INFORMATION PROVIDED START
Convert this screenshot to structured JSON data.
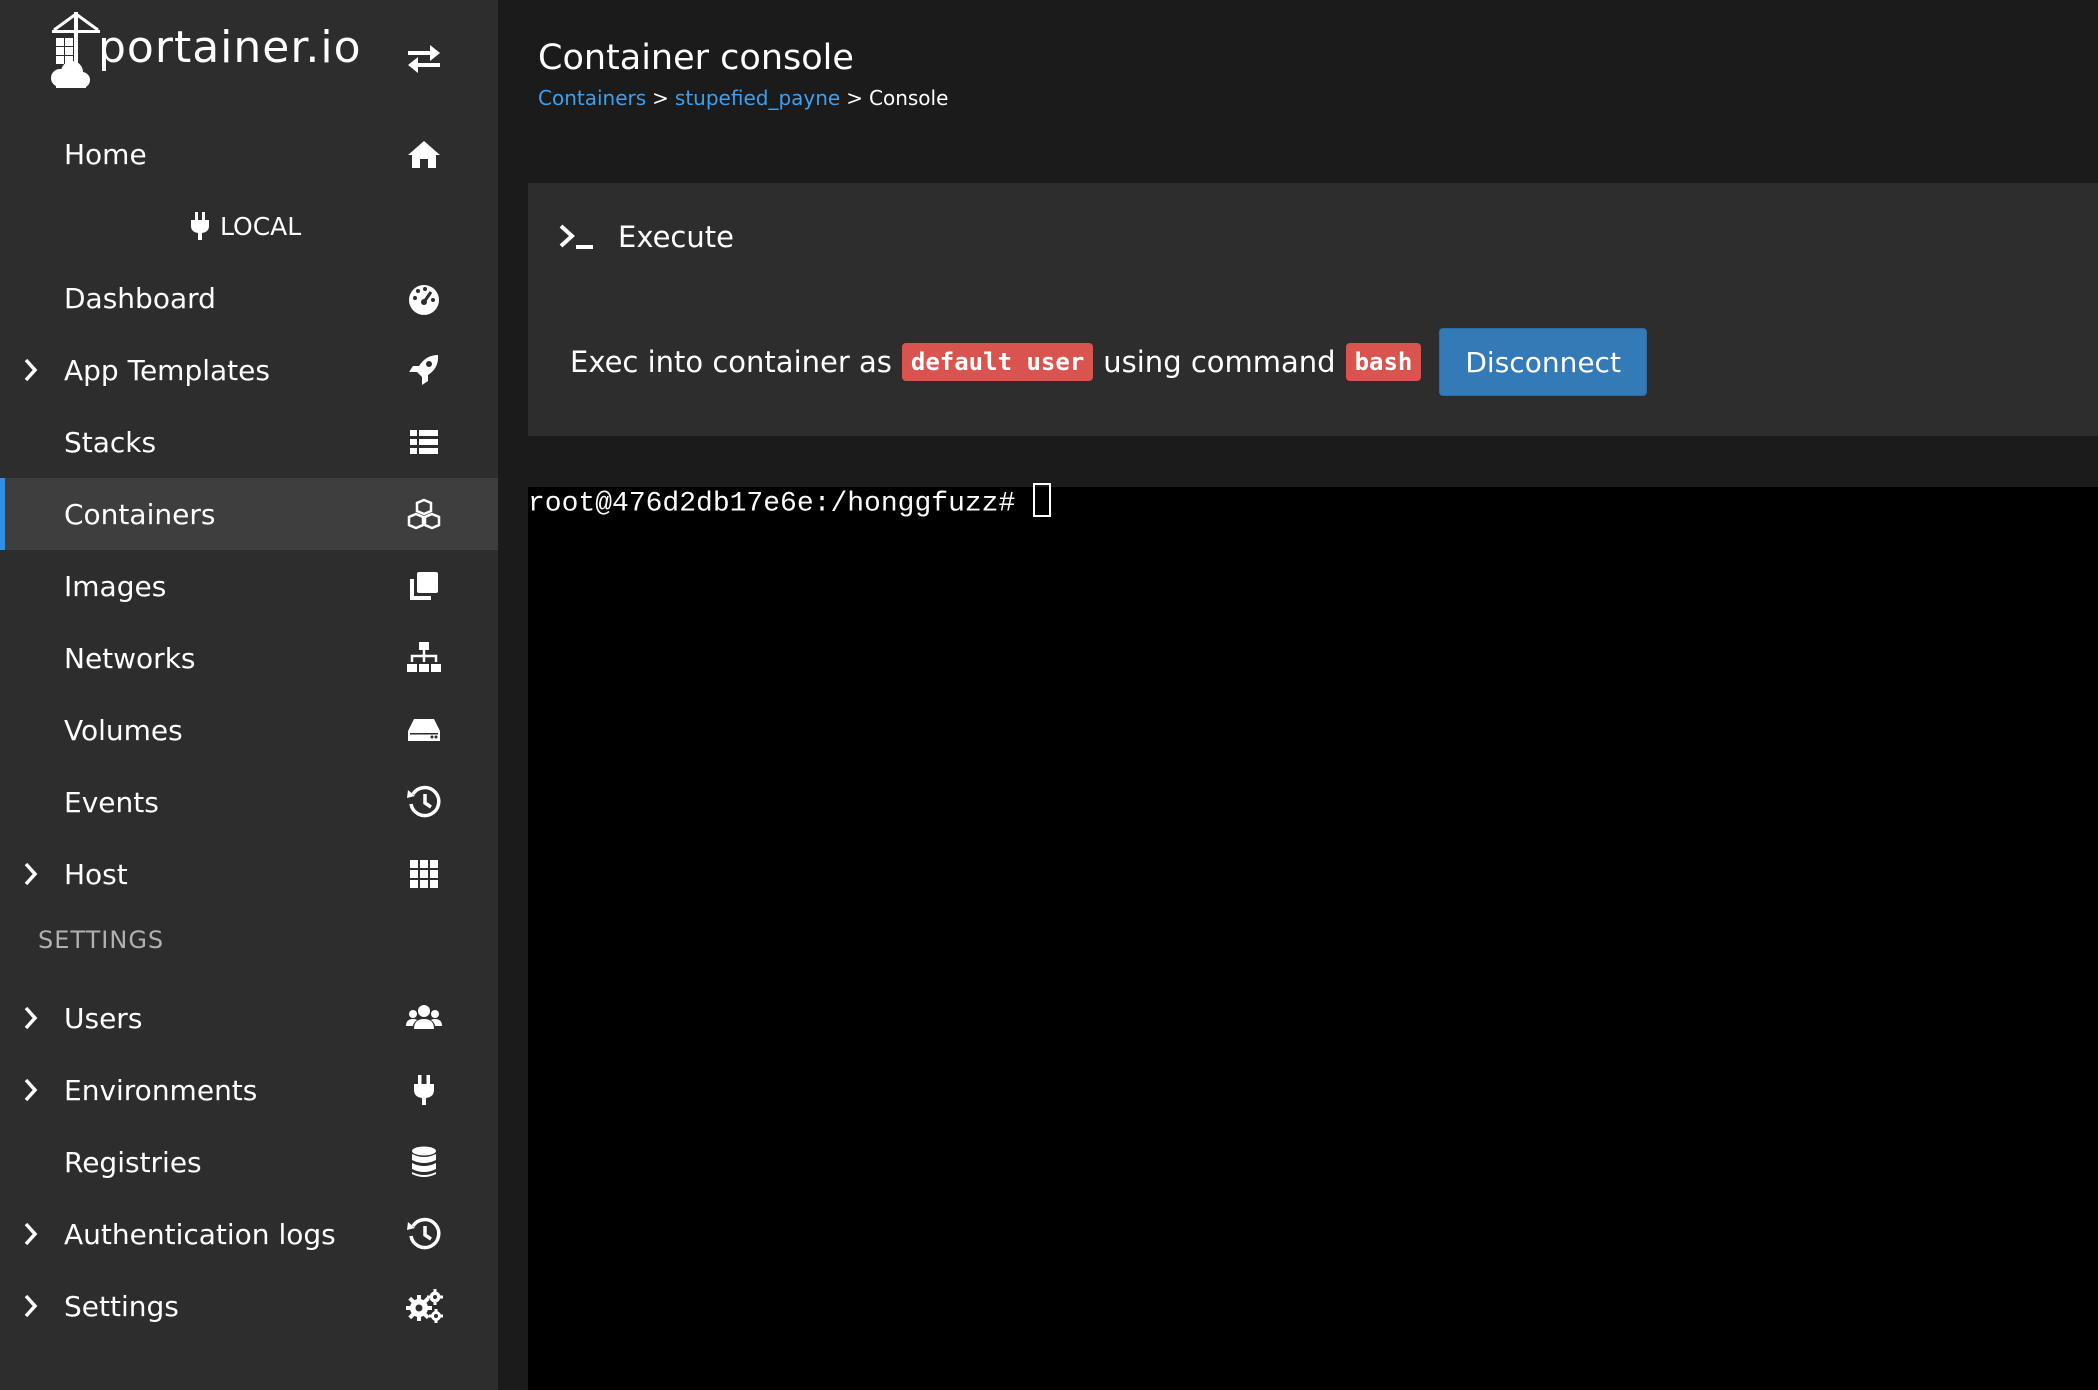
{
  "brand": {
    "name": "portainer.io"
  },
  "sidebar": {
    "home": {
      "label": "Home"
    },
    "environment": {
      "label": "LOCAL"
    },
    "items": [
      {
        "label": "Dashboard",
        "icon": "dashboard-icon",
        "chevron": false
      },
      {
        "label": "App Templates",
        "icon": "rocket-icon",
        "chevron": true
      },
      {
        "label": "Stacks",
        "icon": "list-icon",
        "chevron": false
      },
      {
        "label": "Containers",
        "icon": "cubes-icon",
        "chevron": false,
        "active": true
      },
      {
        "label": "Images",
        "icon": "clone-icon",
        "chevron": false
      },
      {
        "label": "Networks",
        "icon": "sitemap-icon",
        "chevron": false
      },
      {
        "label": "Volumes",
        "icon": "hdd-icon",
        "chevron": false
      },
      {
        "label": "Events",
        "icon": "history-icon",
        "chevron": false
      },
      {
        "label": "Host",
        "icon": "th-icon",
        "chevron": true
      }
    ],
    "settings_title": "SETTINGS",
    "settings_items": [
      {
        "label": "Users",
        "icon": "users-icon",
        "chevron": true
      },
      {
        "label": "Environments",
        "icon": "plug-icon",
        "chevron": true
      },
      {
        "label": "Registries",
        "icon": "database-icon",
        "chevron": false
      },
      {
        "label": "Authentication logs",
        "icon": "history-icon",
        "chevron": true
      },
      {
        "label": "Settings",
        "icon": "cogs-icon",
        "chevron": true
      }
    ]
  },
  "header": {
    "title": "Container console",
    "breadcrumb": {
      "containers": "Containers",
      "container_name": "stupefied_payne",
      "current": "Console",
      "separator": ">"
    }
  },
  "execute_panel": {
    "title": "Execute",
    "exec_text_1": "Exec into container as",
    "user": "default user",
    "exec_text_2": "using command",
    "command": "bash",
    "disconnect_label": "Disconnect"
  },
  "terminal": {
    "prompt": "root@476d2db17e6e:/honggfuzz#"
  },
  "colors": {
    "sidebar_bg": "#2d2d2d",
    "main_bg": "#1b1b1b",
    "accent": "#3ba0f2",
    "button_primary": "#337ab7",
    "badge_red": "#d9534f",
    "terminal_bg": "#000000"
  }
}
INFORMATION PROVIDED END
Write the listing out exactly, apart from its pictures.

Convert this screenshot to structured JSON data.
{
  "brand": {
    "name": "portainer.io"
  },
  "sidebar": {
    "home": {
      "label": "Home"
    },
    "environment": {
      "label": "LOCAL"
    },
    "items": [
      {
        "label": "Dashboard",
        "icon": "dashboard-icon",
        "chevron": false
      },
      {
        "label": "App Templates",
        "icon": "rocket-icon",
        "chevron": true
      },
      {
        "label": "Stacks",
        "icon": "list-icon",
        "chevron": false
      },
      {
        "label": "Containers",
        "icon": "cubes-icon",
        "chevron": false,
        "active": true
      },
      {
        "label": "Images",
        "icon": "clone-icon",
        "chevron": false
      },
      {
        "label": "Networks",
        "icon": "sitemap-icon",
        "chevron": false
      },
      {
        "label": "Volumes",
        "icon": "hdd-icon",
        "chevron": false
      },
      {
        "label": "Events",
        "icon": "history-icon",
        "chevron": false
      },
      {
        "label": "Host",
        "icon": "th-icon",
        "chevron": true
      }
    ],
    "settings_title": "SETTINGS",
    "settings_items": [
      {
        "label": "Users",
        "icon": "users-icon",
        "chevron": true
      },
      {
        "label": "Environments",
        "icon": "plug-icon",
        "chevron": true
      },
      {
        "label": "Registries",
        "icon": "database-icon",
        "chevron": false
      },
      {
        "label": "Authentication logs",
        "icon": "history-icon",
        "chevron": true
      },
      {
        "label": "Settings",
        "icon": "cogs-icon",
        "chevron": true
      }
    ]
  },
  "header": {
    "title": "Container console",
    "breadcrumb": {
      "containers": "Containers",
      "container_name": "stupefied_payne",
      "current": "Console",
      "separator": ">"
    }
  },
  "execute_panel": {
    "title": "Execute",
    "exec_text_1": "Exec into container as",
    "user": "default user",
    "exec_text_2": "using command",
    "command": "bash",
    "disconnect_label": "Disconnect"
  },
  "terminal": {
    "prompt": "root@476d2db17e6e:/honggfuzz#"
  },
  "colors": {
    "sidebar_bg": "#2d2d2d",
    "main_bg": "#1b1b1b",
    "accent": "#3ba0f2",
    "button_primary": "#337ab7",
    "badge_red": "#d9534f",
    "terminal_bg": "#000000"
  }
}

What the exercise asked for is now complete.